- **EXERCISE GOAL**
Output the entries below exactly as written, omitting pictures.

------------------------------------------------------------

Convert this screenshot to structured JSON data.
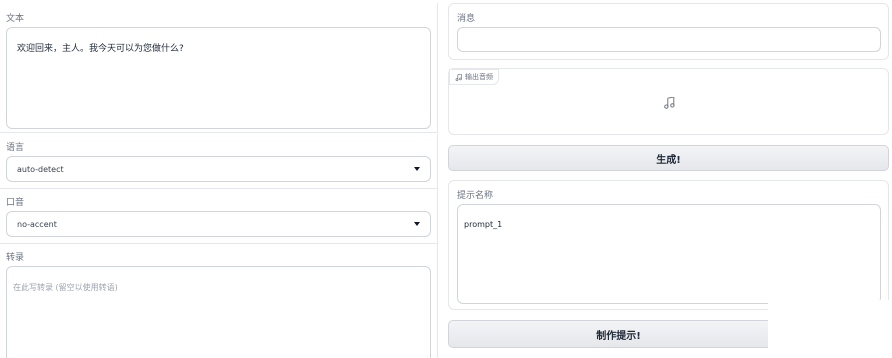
{
  "left": {
    "text_block": {
      "label": "文本",
      "value": "欢迎回来，主人。我今天可以为您做什么?"
    },
    "language": {
      "label": "语言",
      "selected": "auto-detect"
    },
    "accent": {
      "label": "口音",
      "selected": "no-accent"
    },
    "transcript": {
      "label": "转录",
      "placeholder": "在此写转录 (留空以使用转语)"
    }
  },
  "right": {
    "message": {
      "label": "消息",
      "value": ""
    },
    "output_audio": {
      "label": "输出音频",
      "icon": "music-note-icon"
    },
    "generate_button": {
      "label": "生成!"
    },
    "prompt_name": {
      "label": "提示名称",
      "value": "prompt_1"
    },
    "make_prompt_button": {
      "label": "制作提示!"
    }
  }
}
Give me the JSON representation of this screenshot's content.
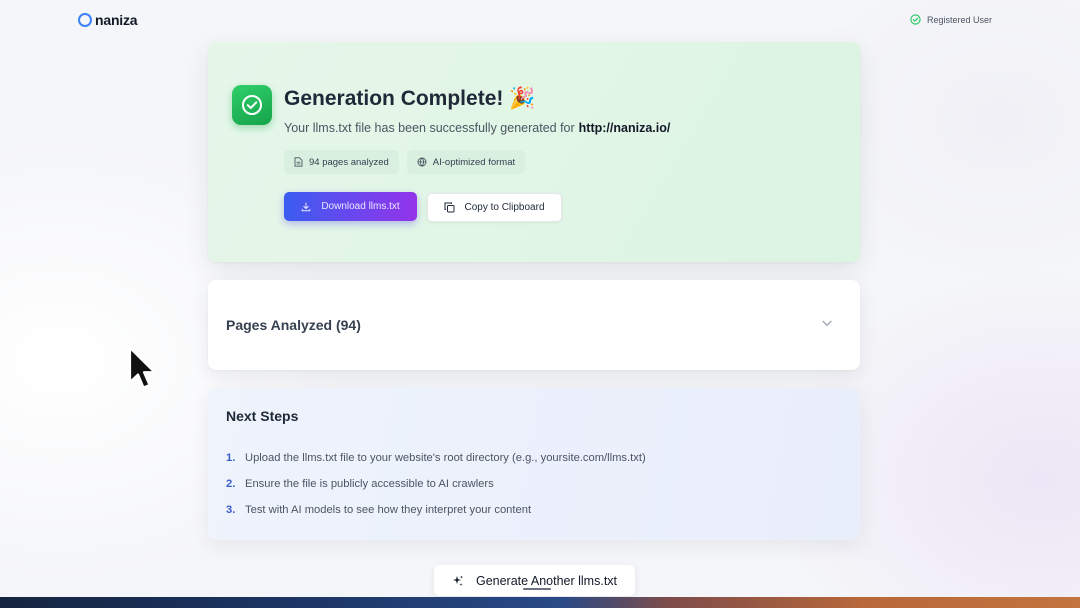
{
  "header": {
    "logo_text": "naniza",
    "user_label": "Registered User"
  },
  "success": {
    "title": "Generation Complete!",
    "title_emoji": "🎉",
    "description": "Your llms.txt file has been successfully generated for",
    "url": "http://naniza.io/",
    "meta": {
      "pages_label": "94 pages analyzed",
      "format_label": "AI-optimized format"
    },
    "download_label": "Download llms.txt",
    "copy_label": "Copy to Clipboard"
  },
  "pages_section": {
    "title": "Pages Analyzed (94)",
    "expanded": false
  },
  "next_steps": {
    "title": "Next Steps",
    "items": [
      {
        "num": "1.",
        "text": "Upload the llms.txt file to your website's root directory (e.g., yoursite.com/llms.txt)"
      },
      {
        "num": "2.",
        "text": "Ensure the file is publicly accessible to AI crawlers"
      },
      {
        "num": "3.",
        "text": "Test with AI models to see how they interpret your content"
      }
    ]
  },
  "generate_label": "Generate Another llms.txt",
  "icons": {
    "logo": "ring-logo-icon",
    "user": "check-circle-icon",
    "success": "check-circle-icon",
    "pages": "document-icon",
    "format": "globe-icon",
    "download": "download-icon",
    "copy": "copy-icon",
    "chevron": "chevron-down-icon",
    "generate": "sparkles-icon",
    "cursor": "mouse-pointer-icon"
  },
  "colors": {
    "brand_blue": "#3b82f6",
    "success_green": "#16a34a",
    "success_bg": "#e6f7ea",
    "primary_gradient_start": "#3b5cf0",
    "primary_gradient_end": "#9333ea",
    "steps_bg": "#eef3fc",
    "step_number": "#3b5cc9"
  }
}
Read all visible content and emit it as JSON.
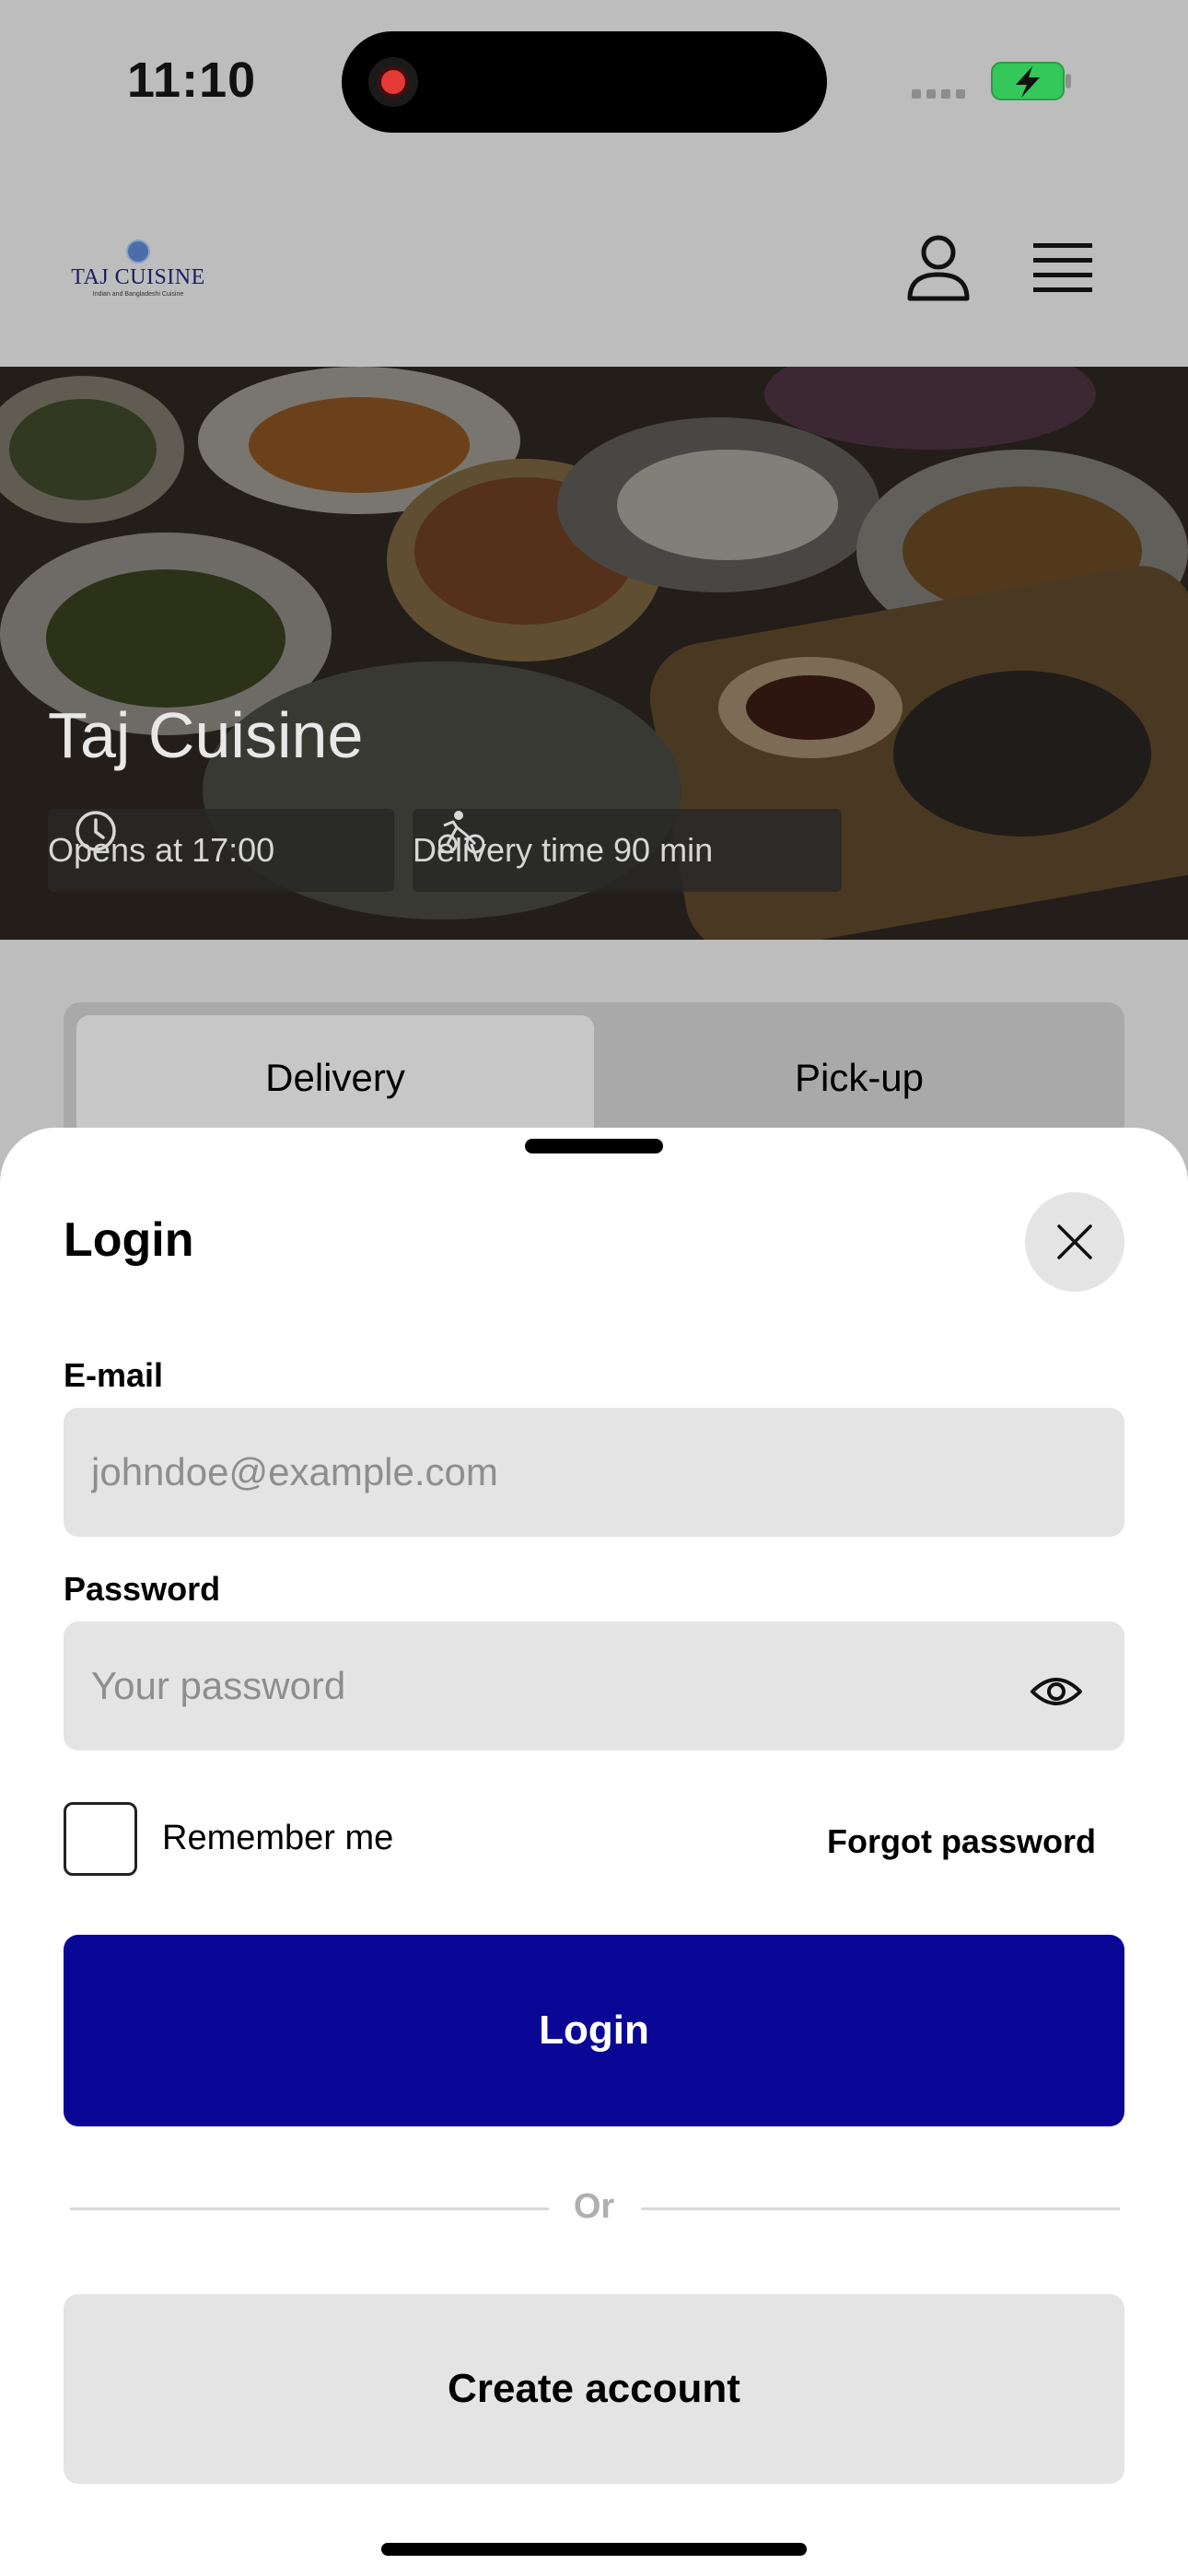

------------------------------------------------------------

- **RESPONSE TO THE TASK**
Convert this screenshot to structured JSON data.
{
  "left": {
    "text_block": {
      "label": "文本",
      "value": "欢迎回来，主人。我今天可以为您做什么?"
    },
    "language": {
      "label": "语言",
      "selected": "auto-detect"
    },
    "accent": {
      "label": "口音",
      "selected": "no-accent"
    },
    "transcript": {
      "label": "转录",
      "placeholder": "在此写转录 (留空以使用转语)"
    }
  },
  "right": {
    "message": {
      "label": "消息",
      "value": ""
    },
    "output_audio": {
      "label": "输出音频",
      "icon": "music-note-icon"
    },
    "generate_button": {
      "label": "生成!"
    },
    "prompt_name": {
      "label": "提示名称",
      "value": "prompt_1"
    },
    "make_prompt_button": {
      "label": "制作提示!"
    }
  }
}
Give me the JSON representation of this screenshot's content.
{
  "header": {
    "logo_text": "naniza",
    "user_label": "Registered User"
  },
  "success": {
    "title": "Generation Complete!",
    "title_emoji": "🎉",
    "description": "Your llms.txt file has been successfully generated for",
    "url": "http://naniza.io/",
    "meta": {
      "pages_label": "94 pages analyzed",
      "format_label": "AI-optimized format"
    },
    "download_label": "Download llms.txt",
    "copy_label": "Copy to Clipboard"
  },
  "pages_section": {
    "title": "Pages Analyzed (94)",
    "expanded": false
  },
  "next_steps": {
    "title": "Next Steps",
    "items": [
      {
        "num": "1.",
        "text": "Upload the llms.txt file to your website's root directory (e.g., yoursite.com/llms.txt)"
      },
      {
        "num": "2.",
        "text": "Ensure the file is publicly accessible to AI crawlers"
      },
      {
        "num": "3.",
        "text": "Test with AI models to see how they interpret your content"
      }
    ]
  },
  "generate_label": "Generate Another llms.txt",
  "icons": {
    "logo": "ring-logo-icon",
    "user": "check-circle-icon",
    "success": "check-circle-icon",
    "pages": "document-icon",
    "format": "globe-icon",
    "download": "download-icon",
    "copy": "copy-icon",
    "chevron": "chevron-down-icon",
    "generate": "sparkles-icon",
    "cursor": "mouse-pointer-icon"
  },
  "colors": {
    "brand_blue": "#3b82f6",
    "success_green": "#16a34a",
    "success_bg": "#e6f7ea",
    "primary_gradient_start": "#3b5cf0",
    "primary_gradient_end": "#9333ea",
    "steps_bg": "#eef3fc",
    "step_number": "#3b5cc9"
  }
}
Read all visible content and emit it as JSON.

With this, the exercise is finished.